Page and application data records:
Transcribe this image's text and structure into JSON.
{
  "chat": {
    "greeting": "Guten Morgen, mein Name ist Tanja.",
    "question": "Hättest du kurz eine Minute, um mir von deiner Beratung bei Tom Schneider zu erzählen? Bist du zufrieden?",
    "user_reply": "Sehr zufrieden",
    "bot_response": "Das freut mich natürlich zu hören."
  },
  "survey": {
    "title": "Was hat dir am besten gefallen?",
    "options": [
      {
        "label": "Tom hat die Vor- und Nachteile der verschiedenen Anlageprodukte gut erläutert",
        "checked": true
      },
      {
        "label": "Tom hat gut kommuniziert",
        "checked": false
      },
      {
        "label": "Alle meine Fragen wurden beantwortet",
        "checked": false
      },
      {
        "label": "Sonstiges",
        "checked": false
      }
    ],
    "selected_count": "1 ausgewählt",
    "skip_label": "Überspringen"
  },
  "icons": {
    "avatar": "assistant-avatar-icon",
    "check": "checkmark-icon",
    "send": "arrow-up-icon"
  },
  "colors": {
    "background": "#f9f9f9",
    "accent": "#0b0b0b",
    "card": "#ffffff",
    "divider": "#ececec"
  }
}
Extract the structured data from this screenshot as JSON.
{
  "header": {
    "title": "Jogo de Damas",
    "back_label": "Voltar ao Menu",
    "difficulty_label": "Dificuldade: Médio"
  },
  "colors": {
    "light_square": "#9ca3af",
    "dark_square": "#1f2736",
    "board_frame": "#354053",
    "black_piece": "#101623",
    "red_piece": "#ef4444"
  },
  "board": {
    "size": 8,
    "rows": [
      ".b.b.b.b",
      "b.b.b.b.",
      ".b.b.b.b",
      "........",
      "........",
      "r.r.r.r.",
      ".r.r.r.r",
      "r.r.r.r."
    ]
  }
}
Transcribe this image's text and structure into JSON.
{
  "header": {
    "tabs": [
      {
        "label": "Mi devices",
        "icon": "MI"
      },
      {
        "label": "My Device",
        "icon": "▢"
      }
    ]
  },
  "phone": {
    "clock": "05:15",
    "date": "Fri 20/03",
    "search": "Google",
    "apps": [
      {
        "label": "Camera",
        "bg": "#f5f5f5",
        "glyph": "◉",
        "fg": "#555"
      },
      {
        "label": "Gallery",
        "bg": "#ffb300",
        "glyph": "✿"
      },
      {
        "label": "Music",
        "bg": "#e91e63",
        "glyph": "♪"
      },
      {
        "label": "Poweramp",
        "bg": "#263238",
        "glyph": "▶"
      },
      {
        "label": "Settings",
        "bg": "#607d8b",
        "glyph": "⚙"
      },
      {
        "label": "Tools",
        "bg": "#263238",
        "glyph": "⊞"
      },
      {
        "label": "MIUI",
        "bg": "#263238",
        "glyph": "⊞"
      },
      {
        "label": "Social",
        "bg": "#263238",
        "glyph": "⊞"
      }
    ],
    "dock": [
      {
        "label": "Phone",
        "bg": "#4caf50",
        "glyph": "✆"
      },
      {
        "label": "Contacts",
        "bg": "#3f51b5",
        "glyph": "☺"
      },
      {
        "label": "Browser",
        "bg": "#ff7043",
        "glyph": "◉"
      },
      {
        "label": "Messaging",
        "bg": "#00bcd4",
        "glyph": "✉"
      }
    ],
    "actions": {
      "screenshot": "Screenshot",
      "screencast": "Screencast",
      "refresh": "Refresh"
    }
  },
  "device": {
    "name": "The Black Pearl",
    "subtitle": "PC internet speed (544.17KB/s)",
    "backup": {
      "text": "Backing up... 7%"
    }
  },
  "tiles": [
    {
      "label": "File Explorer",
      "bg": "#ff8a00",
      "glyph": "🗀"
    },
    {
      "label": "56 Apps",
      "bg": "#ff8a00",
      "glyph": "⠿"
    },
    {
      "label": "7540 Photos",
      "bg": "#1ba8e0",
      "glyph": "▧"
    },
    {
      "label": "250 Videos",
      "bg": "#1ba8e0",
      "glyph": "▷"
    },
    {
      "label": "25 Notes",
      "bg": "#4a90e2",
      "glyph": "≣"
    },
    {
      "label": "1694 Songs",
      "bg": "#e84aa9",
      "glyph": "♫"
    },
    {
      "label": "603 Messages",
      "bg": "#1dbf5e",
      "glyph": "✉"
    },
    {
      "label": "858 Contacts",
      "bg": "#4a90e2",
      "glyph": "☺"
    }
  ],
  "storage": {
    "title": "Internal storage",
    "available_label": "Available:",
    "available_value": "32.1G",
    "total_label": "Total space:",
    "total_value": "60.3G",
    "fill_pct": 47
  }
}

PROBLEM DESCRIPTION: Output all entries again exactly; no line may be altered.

SOLUTION TO THIS TASK:
Transcribe this image's text and structure into JSON.
{
  "chat": {
    "greeting": "Guten Morgen, mein Name ist Tanja.",
    "question": "Hättest du kurz eine Minute, um mir von deiner Beratung bei Tom Schneider zu erzählen? Bist du zufrieden?",
    "user_reply": "Sehr zufrieden",
    "bot_response": "Das freut mich natürlich zu hören."
  },
  "survey": {
    "title": "Was hat dir am besten gefallen?",
    "options": [
      {
        "label": "Tom hat die Vor- und Nachteile der verschiedenen Anlageprodukte gut erläutert",
        "checked": true
      },
      {
        "label": "Tom hat gut kommuniziert",
        "checked": false
      },
      {
        "label": "Alle meine Fragen wurden beantwortet",
        "checked": false
      },
      {
        "label": "Sonstiges",
        "checked": false
      }
    ],
    "selected_count": "1 ausgewählt",
    "skip_label": "Überspringen"
  },
  "icons": {
    "avatar": "assistant-avatar-icon",
    "check": "checkmark-icon",
    "send": "arrow-up-icon"
  },
  "colors": {
    "background": "#f9f9f9",
    "accent": "#0b0b0b",
    "card": "#ffffff",
    "divider": "#ececec"
  }
}
Extract the structured data from this screenshot as JSON.
{
  "header": {
    "title": "Jogo de Damas",
    "back_label": "Voltar ao Menu",
    "difficulty_label": "Dificuldade: Médio"
  },
  "colors": {
    "light_square": "#9ca3af",
    "dark_square": "#1f2736",
    "board_frame": "#354053",
    "black_piece": "#101623",
    "red_piece": "#ef4444"
  },
  "board": {
    "size": 8,
    "rows": [
      ".b.b.b.b",
      "b.b.b.b.",
      ".b.b.b.b",
      "........",
      "........",
      "r.r.r.r.",
      ".r.r.r.r",
      "r.r.r.r."
    ]
  }
}
Transcribe this image's text and structure into JSON.
{
  "header": {
    "tabs": [
      {
        "label": "Mi devices",
        "icon": "MI"
      },
      {
        "label": "My Device",
        "icon": "▢"
      }
    ]
  },
  "phone": {
    "clock": "05:15",
    "date": "Fri 20/03",
    "search": "Google",
    "apps": [
      {
        "label": "Camera",
        "bg": "#f5f5f5",
        "glyph": "◉",
        "fg": "#555"
      },
      {
        "label": "Gallery",
        "bg": "#ffb300",
        "glyph": "✿"
      },
      {
        "label": "Music",
        "bg": "#e91e63",
        "glyph": "♪"
      },
      {
        "label": "Poweramp",
        "bg": "#263238",
        "glyph": "▶"
      },
      {
        "label": "Settings",
        "bg": "#607d8b",
        "glyph": "⚙"
      },
      {
        "label": "Tools",
        "bg": "#263238",
        "glyph": "⊞"
      },
      {
        "label": "MIUI",
        "bg": "#263238",
        "glyph": "⊞"
      },
      {
        "label": "Social",
        "bg": "#263238",
        "glyph": "⊞"
      }
    ],
    "dock": [
      {
        "label": "Phone",
        "bg": "#4caf50",
        "glyph": "✆"
      },
      {
        "label": "Contacts",
        "bg": "#3f51b5",
        "glyph": "☺"
      },
      {
        "label": "Browser",
        "bg": "#ff7043",
        "glyph": "◉"
      },
      {
        "label": "Messaging",
        "bg": "#00bcd4",
        "glyph": "✉"
      }
    ],
    "actions": {
      "screenshot": "Screenshot",
      "screencast": "Screencast",
      "refresh": "Refresh"
    }
  },
  "device": {
    "name": "The Black Pearl",
    "subtitle": "PC internet speed (544.17KB/s)",
    "backup": {
      "text": "Backing up... 7%"
    }
  },
  "tiles": [
    {
      "label": "File Explorer",
      "bg": "#ff8a00",
      "glyph": "🗀"
    },
    {
      "label": "56 Apps",
      "bg": "#ff8a00",
      "glyph": "⠿"
    },
    {
      "label": "7540 Photos",
      "bg": "#1ba8e0",
      "glyph": "▧"
    },
    {
      "label": "250 Videos",
      "bg": "#1ba8e0",
      "glyph": "▷"
    },
    {
      "label": "25 Notes",
      "bg": "#4a90e2",
      "glyph": "≣"
    },
    {
      "label": "1694 Songs",
      "bg": "#e84aa9",
      "glyph": "♫"
    },
    {
      "label": "603 Messages",
      "bg": "#1dbf5e",
      "glyph": "✉"
    },
    {
      "label": "858 Contacts",
      "bg": "#4a90e2",
      "glyph": "☺"
    }
  ],
  "storage": {
    "title": "Internal storage",
    "available_label": "Available:",
    "available_value": "32.1G",
    "total_label": "Total space:",
    "total_value": "60.3G",
    "fill_pct": 47
  }
}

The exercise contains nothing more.